If the theory is true, the problem for Ferrari is that the front wing dictates the design of the rest of the car. Change the wing concept, and you will have to make significant changes downstream -- so simply sticking a Mercedes-style wing on the Ferrari car is not the answer.
So if Ferrari does need a fundamental rethink, how bad would it be for the team's season?
"I don't think it is a disaster," Binotto said. "By the time you are improving as a team, and as I often say we are quite a young team, in a learning phase, and I think, in terms of processes and methodologies, there is still much to learn. I am pretty happy that the team is improving. If it is a concept design problem, then it depends what it is, and then we can address it within the season."
The next race in Monaco is unlikely to offer any further answers -- or opportunities for Ferrari success -- because of the unique nature of the track. The tight street circuit demands its own maximum-downforce aero package and drivers' confidence levels can make a massive difference to their overall performance. Nevertheless, based on the evidence of Barcelona's low-speed third sector, if anything, Monaco will play to the strengths of Mercedes once again.

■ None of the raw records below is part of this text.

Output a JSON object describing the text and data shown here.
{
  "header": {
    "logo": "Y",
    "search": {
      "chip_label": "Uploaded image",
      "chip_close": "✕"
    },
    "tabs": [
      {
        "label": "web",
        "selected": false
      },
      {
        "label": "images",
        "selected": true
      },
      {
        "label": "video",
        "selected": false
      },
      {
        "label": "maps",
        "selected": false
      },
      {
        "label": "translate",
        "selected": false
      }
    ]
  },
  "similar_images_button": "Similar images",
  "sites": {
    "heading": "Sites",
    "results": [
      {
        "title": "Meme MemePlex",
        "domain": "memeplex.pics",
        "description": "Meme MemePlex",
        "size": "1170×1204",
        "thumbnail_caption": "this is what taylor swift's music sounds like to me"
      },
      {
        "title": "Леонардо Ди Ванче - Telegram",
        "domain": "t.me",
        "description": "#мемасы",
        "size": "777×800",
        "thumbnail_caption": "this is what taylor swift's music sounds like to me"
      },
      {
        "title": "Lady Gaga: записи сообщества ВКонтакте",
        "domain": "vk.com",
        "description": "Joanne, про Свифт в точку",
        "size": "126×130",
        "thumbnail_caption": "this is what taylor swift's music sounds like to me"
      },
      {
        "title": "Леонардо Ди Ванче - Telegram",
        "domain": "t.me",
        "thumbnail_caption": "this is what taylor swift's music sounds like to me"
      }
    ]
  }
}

But before F1 reconvenes at its most famous race, the teams have their last opportunity of 2019 to clock up some testing mileage at the Circuit de Catalunya on Tuesday and Wednesday this week. For Ferrari, it will be two of the most important days of track running this year as the Italian team picks through the bones of its most significant defeat to date in 2019.
Over to you, Valtteri
Assuming Ferrari's problems are as deep-set as they looked in Spain, the championship battle will be a straight fight between Lewis Hamilton and Valtteri Bottas this year. As things stand, Hamilton leads Bottas by seven points in the drivers' standings, but the battle has already been tighter than anybody expected.
After dominating qualifying by 0.6s, a Bottas victory on Sunday would have been a body blow for Hamilton. However, a clutch issue at the start of the race for Bottas, an issue that still hasn't been fully explained by the team, gave Hamilton an opening into Turn 1, and he didn't think twice about taking it.
"The whole car was vibrating," Bottas said, recalling the moment he lost the race. "We can already see from the data that because of that my hand [wasn't steady] because the car was vibrating, as well, with very high friction of biting and releasing, so I lost quite a few metres with that in the initial part of the start.
"Luckily I didn't lose any more positions, and the team didn't lose any more positions because of it, but for me I sure did."
After that, Hamilton pulled a comfortable margin on Bottas, but the Finn was not worried about the large gaps to his teammate during the race.
"Honestly from my feeling, there was no pace difference [between Lewis and me] at all," he said. "I know the difference, when you are at the front, you can control the pace, you can manage the tyres completely the way you want in the free air. At this type of track, it makes such a difference, you feel it even when you are four seconds away, you feel it in the corners that you are sliding more.
"It doesn't need much more sliding and your tyres are going to be finished earlier. I am not worried at all about the race pace; I think it was pretty identical. I think the main thing is who ends up first after Turns 1 and 2."
If Bottas can maintain his current level of performance, such small margins will decide the championship. It might not have the edge of Senna vs. Prost in 1988, but at least there is some element of competition between the Mercedes drivers to keep the season alive.